By Josh Farmer, IndyCar Reporter
Simon Pagenaud is ready to attack and defend his crown when the Verizon IndyCar Series gets back in action on the Streets of St. Petersburg this weekend.
Six months removed from winning his first title, Pagenaud has a feeling of satisfaction of clearing this hurdle in his career.
“It has been a relief,” he said. “It also helped me grow into a different position mentally. I feel a lot more clear in my head because I’m not stressing about getting my first championship.
“We always said that the first one’s the hardest to get. I hope that’s true. But I do feel more relieved, and definitely more focused on the actual job and not the results.”
His championship was backed by five wins, eight poles and 406 laps led. The win puts him in a new stratosphere as one of the sport’s elite.
Now that he has progressed to the next level, the 32-year-old Frenchman hopes to capitalize even more in the year ahead and stay in the groove.
“My approach is going to be to attack and be aggressive when I need to be,” he said. “Try to maximize the opportunity when I have a winning car in my hands, to score as many points as possible when I’m not having a good day.
“That approach is the same as 2016. It worked for me. I think I just found my stride.

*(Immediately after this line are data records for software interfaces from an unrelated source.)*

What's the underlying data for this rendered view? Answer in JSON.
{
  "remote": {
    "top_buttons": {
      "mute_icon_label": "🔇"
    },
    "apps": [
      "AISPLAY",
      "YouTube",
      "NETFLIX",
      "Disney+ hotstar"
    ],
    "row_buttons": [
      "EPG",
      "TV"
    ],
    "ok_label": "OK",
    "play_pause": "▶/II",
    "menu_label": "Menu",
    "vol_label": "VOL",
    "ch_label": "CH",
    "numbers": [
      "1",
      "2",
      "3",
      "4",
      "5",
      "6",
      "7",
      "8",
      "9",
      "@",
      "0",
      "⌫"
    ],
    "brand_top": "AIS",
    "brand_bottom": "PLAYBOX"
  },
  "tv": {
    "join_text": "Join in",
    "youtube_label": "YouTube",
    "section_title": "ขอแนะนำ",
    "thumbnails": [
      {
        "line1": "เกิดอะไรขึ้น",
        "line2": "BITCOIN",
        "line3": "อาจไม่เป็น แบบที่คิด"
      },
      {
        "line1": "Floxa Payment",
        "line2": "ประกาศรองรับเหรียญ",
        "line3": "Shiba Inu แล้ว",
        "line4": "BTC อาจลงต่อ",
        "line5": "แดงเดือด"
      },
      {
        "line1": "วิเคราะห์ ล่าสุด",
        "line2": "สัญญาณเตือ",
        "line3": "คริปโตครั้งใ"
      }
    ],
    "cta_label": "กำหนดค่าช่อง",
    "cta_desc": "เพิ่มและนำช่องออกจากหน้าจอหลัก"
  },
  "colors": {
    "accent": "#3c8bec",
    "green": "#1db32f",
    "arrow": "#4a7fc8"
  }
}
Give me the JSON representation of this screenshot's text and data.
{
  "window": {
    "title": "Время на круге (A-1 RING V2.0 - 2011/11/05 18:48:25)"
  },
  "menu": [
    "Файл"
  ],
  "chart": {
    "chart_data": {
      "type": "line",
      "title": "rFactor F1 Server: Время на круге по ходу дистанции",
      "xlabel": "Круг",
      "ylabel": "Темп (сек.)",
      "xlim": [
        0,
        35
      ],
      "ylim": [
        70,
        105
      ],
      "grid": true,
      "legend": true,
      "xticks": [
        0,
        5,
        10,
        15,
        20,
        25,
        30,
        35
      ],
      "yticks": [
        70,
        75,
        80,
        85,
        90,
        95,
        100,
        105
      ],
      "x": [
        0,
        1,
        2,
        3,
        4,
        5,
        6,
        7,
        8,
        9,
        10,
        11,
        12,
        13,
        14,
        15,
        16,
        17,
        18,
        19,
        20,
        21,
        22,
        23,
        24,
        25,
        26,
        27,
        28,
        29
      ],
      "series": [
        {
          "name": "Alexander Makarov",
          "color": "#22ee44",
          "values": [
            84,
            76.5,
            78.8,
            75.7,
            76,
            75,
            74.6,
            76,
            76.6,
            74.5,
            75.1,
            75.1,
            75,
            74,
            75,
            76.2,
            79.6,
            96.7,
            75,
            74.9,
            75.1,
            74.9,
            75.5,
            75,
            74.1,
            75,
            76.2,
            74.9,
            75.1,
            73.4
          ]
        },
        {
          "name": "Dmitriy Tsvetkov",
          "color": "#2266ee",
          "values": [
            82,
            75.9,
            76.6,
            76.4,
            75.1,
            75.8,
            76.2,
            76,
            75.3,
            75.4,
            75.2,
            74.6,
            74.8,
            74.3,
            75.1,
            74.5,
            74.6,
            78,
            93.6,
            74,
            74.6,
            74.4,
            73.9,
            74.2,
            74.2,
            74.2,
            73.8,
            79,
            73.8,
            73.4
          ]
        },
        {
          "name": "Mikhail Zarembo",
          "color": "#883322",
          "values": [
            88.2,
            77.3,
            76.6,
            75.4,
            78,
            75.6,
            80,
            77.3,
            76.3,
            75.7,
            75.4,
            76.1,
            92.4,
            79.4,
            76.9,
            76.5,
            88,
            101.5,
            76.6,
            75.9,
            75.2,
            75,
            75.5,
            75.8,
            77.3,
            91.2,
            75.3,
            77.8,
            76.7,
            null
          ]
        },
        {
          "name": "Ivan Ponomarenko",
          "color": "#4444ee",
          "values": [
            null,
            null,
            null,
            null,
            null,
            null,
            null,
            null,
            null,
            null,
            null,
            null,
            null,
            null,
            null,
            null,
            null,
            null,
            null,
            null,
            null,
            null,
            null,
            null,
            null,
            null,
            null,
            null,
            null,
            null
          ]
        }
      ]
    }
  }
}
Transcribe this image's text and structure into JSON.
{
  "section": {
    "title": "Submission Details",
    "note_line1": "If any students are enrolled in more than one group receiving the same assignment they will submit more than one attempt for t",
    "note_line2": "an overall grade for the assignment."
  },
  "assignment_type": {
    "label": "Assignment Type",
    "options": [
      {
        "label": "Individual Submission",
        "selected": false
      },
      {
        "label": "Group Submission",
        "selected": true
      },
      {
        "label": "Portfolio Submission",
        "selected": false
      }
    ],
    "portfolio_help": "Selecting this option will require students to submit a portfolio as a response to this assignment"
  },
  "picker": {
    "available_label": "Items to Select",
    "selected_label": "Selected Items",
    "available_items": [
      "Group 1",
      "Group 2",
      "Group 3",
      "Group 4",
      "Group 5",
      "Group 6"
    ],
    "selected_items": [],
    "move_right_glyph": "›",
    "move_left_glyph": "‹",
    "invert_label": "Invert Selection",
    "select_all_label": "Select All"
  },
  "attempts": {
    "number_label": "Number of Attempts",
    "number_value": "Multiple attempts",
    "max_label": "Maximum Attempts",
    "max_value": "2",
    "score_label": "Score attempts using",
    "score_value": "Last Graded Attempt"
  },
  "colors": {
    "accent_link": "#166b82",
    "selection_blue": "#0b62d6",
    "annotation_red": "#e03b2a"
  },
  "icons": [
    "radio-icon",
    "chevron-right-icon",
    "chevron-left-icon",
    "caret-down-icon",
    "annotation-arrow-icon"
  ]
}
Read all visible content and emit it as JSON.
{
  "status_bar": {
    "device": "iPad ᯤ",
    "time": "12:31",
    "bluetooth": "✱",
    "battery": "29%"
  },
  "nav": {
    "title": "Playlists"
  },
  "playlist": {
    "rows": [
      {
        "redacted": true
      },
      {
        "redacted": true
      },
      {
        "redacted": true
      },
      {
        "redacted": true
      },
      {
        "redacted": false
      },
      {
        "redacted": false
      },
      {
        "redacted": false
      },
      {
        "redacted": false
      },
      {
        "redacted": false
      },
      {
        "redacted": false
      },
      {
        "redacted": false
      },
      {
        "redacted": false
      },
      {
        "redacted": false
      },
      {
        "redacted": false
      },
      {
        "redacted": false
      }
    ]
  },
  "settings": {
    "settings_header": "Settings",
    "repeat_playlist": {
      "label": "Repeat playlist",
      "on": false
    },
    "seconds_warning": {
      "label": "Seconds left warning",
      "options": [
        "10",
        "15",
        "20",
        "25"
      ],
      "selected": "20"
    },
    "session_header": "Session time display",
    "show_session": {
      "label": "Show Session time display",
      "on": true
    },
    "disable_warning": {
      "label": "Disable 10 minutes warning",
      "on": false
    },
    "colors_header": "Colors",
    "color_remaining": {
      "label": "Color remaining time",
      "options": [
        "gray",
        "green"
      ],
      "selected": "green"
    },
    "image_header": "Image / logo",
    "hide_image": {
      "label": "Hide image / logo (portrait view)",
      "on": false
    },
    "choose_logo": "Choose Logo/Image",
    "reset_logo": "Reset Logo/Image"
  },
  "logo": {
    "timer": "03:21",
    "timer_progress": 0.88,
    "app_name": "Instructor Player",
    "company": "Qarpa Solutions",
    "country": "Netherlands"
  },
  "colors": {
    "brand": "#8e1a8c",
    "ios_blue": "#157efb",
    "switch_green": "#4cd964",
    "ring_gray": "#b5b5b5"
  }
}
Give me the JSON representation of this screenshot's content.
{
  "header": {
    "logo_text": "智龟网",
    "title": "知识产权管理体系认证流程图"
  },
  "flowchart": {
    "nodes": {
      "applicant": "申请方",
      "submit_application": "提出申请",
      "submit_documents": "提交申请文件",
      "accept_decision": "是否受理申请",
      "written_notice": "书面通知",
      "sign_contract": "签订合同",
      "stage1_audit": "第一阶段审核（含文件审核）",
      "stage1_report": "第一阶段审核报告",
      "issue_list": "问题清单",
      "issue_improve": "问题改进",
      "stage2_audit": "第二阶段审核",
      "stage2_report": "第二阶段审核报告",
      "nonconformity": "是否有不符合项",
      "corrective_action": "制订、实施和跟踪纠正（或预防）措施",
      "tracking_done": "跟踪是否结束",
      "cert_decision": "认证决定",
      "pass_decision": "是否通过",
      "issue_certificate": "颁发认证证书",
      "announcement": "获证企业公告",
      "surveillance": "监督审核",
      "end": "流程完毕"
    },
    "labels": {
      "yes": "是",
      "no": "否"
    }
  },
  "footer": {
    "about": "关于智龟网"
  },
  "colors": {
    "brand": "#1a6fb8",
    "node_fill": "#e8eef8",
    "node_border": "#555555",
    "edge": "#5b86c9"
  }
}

I found my line to walk on, and I’m going to keep doing that.”
His championship is a far cry from his first season with the team in 2015. He ended the year a disappointing 11th place finish in the standings.
While the year was not ideal, it really wasn’t too unexpected. He went from Schmidt Peterson Motorsports, where he was the central focus, to an organization that does everything on a different level than anyone else in the paddock.
His team was also brand new and had to adjust to the Penske culture as well. Now that all the parties have adjusted, the team has become a force to be reckoned with.
Pagenaud feels that the familiarity and rhythm that the team has built up is going to lead to more success.
“I do believe in consistency being the key to success in racing,” he said. “It’s a job where everything is changing every second of the day. You might be fastest in practice one at 10:30 in the morning, and then the next practice you might be 20th.
“If you can have the least amount of changes, keep the same people onboard, you can find consistency, and it helps you gain time on things.
Furthering that point, Pagenaud is thrilled that every member of the championship-winning No. 22 squad has returned to the renumbered No. 1 Chevrolet team.
“I’m very excited about having every one of my guys back together,” he said. “The crew is exactly the same.”
Winning back-to-back titles would make him the first Team Penske driver to do so since his mentor Gil de Ferran won the 2000-01 CART championships. De Ferran has served as a mentor to Pagenaud since the pair raced together in the American Le Mans Series in 2008.
Pagenaud noted that De Ferran’s advice is key as he prepares to get back to work.
“Gil and I have a very similar approach on how to go racing,” he said. “I would say I really understood better what it all meant last year. It’s about defending.
“Everything is back to zero. The counts are all back to zero. It’s all reset. Now it’s time to attack, attack a new championship, attack a new year.”